>>>

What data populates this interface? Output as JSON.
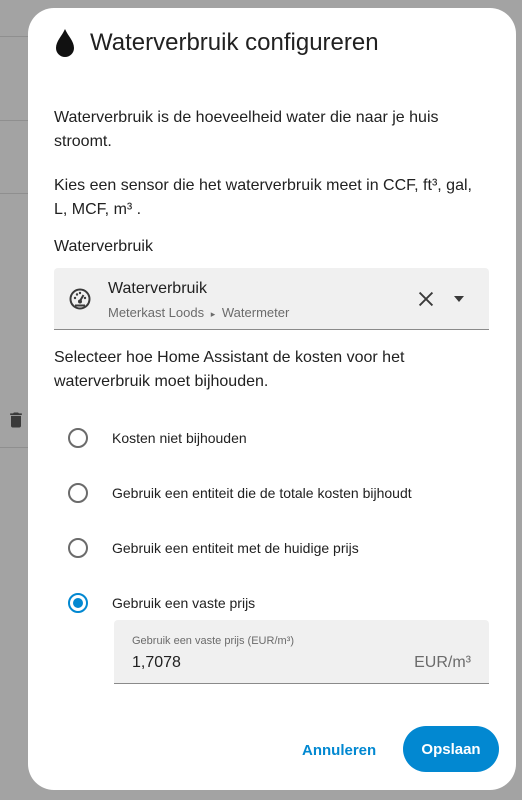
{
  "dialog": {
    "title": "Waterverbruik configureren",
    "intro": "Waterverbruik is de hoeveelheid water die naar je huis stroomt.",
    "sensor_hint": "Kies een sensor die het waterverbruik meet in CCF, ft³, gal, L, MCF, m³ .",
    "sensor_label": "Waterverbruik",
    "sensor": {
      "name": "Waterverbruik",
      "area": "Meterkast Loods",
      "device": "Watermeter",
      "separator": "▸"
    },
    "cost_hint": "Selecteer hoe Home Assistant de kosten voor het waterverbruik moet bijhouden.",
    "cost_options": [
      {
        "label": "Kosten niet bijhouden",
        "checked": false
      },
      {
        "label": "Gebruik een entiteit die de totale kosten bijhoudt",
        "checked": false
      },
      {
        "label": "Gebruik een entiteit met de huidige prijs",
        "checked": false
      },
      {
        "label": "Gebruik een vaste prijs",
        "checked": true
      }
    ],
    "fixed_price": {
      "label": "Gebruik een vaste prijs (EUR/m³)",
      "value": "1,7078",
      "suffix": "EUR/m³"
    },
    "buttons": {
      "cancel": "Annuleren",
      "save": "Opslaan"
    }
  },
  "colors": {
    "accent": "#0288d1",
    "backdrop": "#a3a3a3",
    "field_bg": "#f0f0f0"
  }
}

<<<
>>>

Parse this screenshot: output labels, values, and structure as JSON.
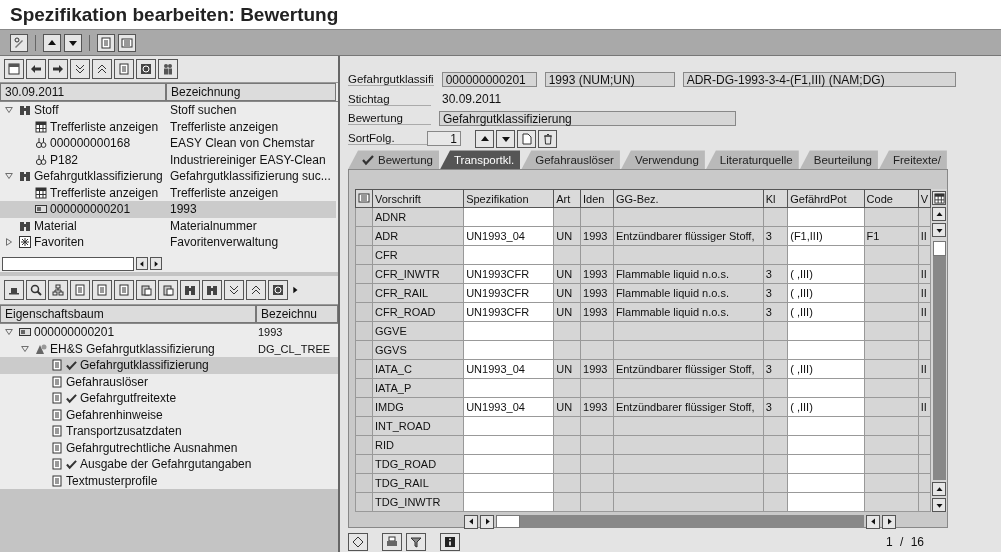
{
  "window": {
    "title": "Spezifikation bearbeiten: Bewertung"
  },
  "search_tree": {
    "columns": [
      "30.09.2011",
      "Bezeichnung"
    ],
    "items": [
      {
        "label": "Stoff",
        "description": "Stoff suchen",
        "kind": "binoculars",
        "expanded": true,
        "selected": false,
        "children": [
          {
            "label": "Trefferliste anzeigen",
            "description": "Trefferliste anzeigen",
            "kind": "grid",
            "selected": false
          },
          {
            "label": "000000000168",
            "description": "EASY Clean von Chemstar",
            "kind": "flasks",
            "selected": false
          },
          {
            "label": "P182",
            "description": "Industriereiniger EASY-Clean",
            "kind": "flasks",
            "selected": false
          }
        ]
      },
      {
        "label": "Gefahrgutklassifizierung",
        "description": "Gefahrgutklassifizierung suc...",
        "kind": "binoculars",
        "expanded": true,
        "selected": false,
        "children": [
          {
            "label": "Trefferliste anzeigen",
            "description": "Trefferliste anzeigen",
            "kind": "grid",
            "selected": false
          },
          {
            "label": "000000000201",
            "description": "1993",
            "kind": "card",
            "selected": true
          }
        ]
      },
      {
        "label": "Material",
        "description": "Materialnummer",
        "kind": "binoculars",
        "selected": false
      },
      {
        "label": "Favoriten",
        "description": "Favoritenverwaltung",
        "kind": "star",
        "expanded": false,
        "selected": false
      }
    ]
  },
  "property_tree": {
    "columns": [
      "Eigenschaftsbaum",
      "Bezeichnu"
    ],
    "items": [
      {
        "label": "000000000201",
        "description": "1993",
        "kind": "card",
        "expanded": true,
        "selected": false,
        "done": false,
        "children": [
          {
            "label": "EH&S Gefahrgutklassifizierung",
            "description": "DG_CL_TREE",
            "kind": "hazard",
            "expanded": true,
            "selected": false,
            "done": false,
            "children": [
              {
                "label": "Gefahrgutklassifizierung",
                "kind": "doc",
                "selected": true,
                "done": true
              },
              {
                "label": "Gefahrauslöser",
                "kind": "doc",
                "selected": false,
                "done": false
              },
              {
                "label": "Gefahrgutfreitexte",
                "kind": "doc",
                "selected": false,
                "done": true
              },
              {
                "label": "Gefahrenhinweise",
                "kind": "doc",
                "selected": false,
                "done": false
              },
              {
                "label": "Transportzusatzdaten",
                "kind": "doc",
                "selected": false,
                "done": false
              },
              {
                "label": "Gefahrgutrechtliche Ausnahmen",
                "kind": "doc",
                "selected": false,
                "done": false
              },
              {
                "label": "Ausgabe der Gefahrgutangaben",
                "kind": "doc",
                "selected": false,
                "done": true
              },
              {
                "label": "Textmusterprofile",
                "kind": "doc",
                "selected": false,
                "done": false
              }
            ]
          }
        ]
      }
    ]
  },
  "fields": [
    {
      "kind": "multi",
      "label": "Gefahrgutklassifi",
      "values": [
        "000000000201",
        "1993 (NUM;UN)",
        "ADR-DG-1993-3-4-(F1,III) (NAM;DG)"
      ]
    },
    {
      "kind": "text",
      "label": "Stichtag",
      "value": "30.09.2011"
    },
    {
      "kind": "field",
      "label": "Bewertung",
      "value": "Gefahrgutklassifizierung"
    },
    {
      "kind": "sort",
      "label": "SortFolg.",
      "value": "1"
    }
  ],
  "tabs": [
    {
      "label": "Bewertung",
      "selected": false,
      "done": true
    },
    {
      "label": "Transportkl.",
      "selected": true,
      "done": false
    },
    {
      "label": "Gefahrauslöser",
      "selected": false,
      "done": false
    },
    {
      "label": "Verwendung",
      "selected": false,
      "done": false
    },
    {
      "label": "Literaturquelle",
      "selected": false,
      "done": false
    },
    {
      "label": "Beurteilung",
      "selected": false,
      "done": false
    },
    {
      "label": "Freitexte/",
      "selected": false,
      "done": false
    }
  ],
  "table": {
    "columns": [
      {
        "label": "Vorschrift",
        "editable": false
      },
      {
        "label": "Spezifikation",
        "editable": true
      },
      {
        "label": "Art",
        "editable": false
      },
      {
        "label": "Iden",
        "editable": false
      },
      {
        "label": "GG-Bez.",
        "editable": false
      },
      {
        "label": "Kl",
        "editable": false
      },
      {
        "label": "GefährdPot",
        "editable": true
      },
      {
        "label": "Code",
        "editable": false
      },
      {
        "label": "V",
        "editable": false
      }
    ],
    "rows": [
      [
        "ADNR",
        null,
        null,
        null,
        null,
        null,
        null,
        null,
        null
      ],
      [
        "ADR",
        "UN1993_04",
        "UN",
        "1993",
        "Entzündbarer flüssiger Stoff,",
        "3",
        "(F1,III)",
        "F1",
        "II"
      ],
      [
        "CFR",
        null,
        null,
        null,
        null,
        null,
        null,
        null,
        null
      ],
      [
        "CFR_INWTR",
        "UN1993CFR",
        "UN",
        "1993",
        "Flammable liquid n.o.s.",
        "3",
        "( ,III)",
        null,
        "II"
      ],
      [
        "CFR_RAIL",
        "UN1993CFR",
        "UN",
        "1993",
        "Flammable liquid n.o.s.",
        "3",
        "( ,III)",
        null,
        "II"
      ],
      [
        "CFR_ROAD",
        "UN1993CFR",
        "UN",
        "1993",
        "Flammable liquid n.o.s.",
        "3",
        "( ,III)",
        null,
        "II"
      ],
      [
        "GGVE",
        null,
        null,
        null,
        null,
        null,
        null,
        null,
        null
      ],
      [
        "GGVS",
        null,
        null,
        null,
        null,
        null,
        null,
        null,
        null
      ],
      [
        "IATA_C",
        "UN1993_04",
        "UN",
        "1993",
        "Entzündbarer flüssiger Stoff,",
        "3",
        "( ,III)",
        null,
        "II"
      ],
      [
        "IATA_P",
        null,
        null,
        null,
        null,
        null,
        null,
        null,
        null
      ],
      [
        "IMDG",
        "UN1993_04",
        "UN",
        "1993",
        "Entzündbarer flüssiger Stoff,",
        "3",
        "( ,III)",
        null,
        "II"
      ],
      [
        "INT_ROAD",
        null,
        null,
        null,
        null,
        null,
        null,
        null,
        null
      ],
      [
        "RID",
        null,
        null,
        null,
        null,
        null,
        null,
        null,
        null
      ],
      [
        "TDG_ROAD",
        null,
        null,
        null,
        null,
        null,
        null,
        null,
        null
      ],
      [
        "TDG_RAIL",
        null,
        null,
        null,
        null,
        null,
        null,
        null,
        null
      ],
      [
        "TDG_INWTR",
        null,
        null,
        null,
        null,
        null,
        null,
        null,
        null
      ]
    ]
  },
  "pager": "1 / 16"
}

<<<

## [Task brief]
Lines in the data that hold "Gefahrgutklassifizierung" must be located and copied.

## [Answer box]
        "label": "Gefahrgutklassifizierung",
        "description": "Gefahrgutklassifizierung suc...",
            "label": "EH&S Gefahrgutklassifizierung",
                "label": "Gefahrgutklassifizierung",
      "value": "Gefahrgutklassifizierung"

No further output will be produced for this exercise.